In the third year, you will have the opportunity to apply to write an independent supervised dissertation and the opportunity to apply for a place on a specialist film production module delivered exclusively by the world-renowned London Film School. You can also explore a wide range of specialist topics supported by the research expertise of staff in the department. Recent third year option modules have included Post-war Japanese Cinema, Hollywood Romantic Comedy, Film Documentary, Horror and the Gothic in Film and Television.

Find out more about the degree structure and module information

*The modules mentioned above may be subject to change. Please read our terms and conditions for more detailed information.

What careers can a Warwick degree in Film Studies lead to?

Employability skills are interwoven throughout your studies. The Department runs a dedicated careers and study skills programme across the three years of the degree that are designed to develop your work awareness and introduce you to a range of external industry professionals and organisations. Our students have access to a dedicated career advisor and, in conjunction with this service, many develop a wide range of exciting internships and work experiences. Please see Internships to read accounts of a selection of internships our students have been involved in.

Previous graduates have gone on to work in film and television production, journalism, publishing, advertising, PR, arts administration and to careers in teaching and academia. Our graduates work for organisations including: Condé Nast, BAFTA, BBC, Sky 1, Battersea Arts Centre, Birmingham Flatpack Film Festival and Picturehouse Entertainment. Please see Careers for further information about what some of our Film and Television graduates are doing – and how they think their degree helped them.

Essential information

Entry Requirements
A level
IB: 36 points


Degree of Bachelor of Arts (BA)

3 years full time (30 weeks per academic year)

Department website
Department of Film and Television Studies

Download our Film & Television Studies brochure

Student blogs
Huwen Edwards - Film Studies

Location of study
University of Warwick, Coventry

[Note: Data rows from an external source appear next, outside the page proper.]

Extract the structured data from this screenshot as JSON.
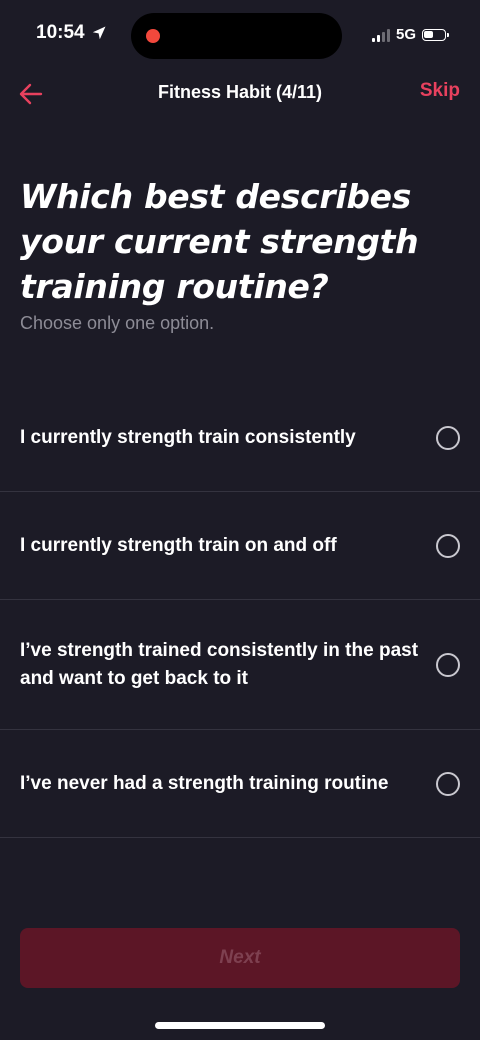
{
  "status_bar": {
    "time": "10:54",
    "network": "5G",
    "battery_level": 0.45
  },
  "nav": {
    "title": "Fitness Habit (4/11)",
    "skip_label": "Skip"
  },
  "question": {
    "title": "Which best describes your current strength training routine?",
    "hint": "Choose only one option."
  },
  "options": [
    {
      "label": "I currently strength train consistently",
      "selected": false
    },
    {
      "label": "I currently strength train on and off",
      "selected": false
    },
    {
      "label": "I’ve strength trained consistently in the past and want to get back to it",
      "selected": false
    },
    {
      "label": "I’ve never had a strength training routine",
      "selected": false
    }
  ],
  "next_button": {
    "label": "Next",
    "enabled": false
  },
  "colors": {
    "background": "#1c1b26",
    "accent": "#e8415e",
    "button_disabled_bg": "#5c1626",
    "button_disabled_text": "#7e4050",
    "divider": "#34333f",
    "hint_text": "#8d8c96"
  }
}
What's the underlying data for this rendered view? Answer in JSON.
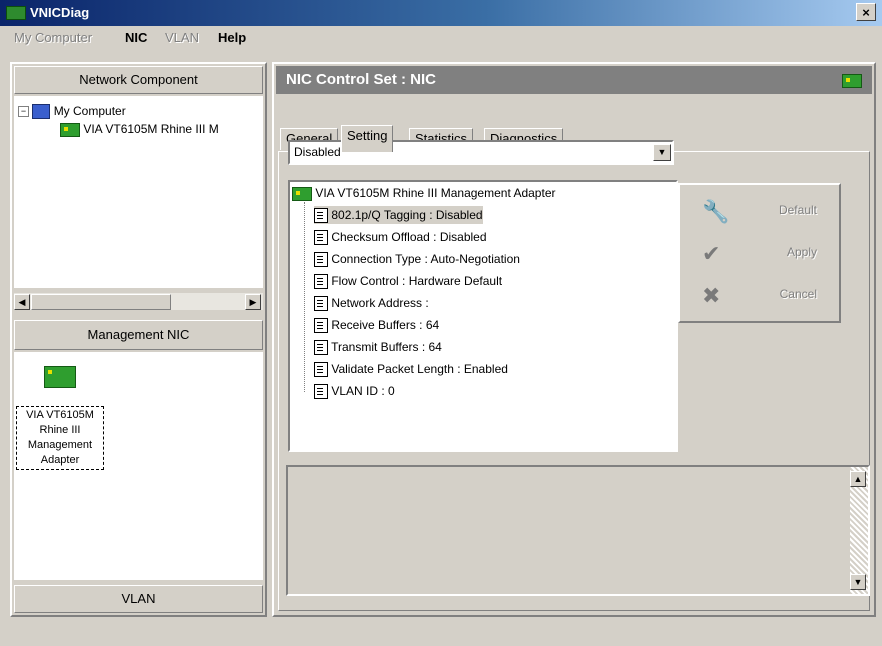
{
  "window": {
    "title": "VNICDiag",
    "close_label": "×"
  },
  "menu": [
    {
      "label": "My Computer",
      "enabled": false
    },
    {
      "label": "NIC",
      "enabled": true
    },
    {
      "label": "VLAN",
      "enabled": false
    },
    {
      "label": "Help",
      "enabled": true
    }
  ],
  "left": {
    "network_header": "Network Component",
    "tree_root": "My Computer",
    "tree_child": "VIA VT6105M Rhine III M",
    "management_header": "Management NIC",
    "management_item_label": "VIA VT6105M Rhine III Management Adapter",
    "vlan_footer": "VLAN"
  },
  "right": {
    "header_title": "NIC Control Set : NIC",
    "tabs": [
      "General",
      "Setting",
      "Statistics",
      "Diagnostics"
    ],
    "active_tab": "Setting",
    "dropdown_value": "Disabled",
    "adapter_name": "VIA VT6105M Rhine III Management Adapter",
    "settings": [
      "802.1p/Q Tagging : Disabled",
      "Checksum Offload : Disabled",
      "Connection Type : Auto-Negotiation",
      "Flow Control : Hardware Default",
      "Network Address :",
      "Receive Buffers : 64",
      "Transmit Buffers : 64",
      "Validate Packet Length : Enabled",
      "VLAN ID : 0"
    ],
    "actions": {
      "default_label": "Default",
      "apply_label": "Apply",
      "cancel_label": "Cancel"
    }
  },
  "icons": {
    "app": "nic-app-icon",
    "computer": "computer-icon",
    "nic": "network-card-icon",
    "setting": "property-page-icon",
    "default": "wrench-icon",
    "apply": "checkmark-icon",
    "cancel": "x-icon"
  },
  "colors": {
    "title_bar": "#0a246a",
    "panel_header": "#808080",
    "selection": "#d4d0c8"
  }
}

Tuition fees
Find out more about fees and funding

Other course costs
There may be costs associated with other items or services such as academic texts, course notes, and trips associated with your course.

For further information on the typical additional costs please see the Additional Costs page.

Download a prospectus (PDF)

Visit campus

This information is applicable for 2018 entry.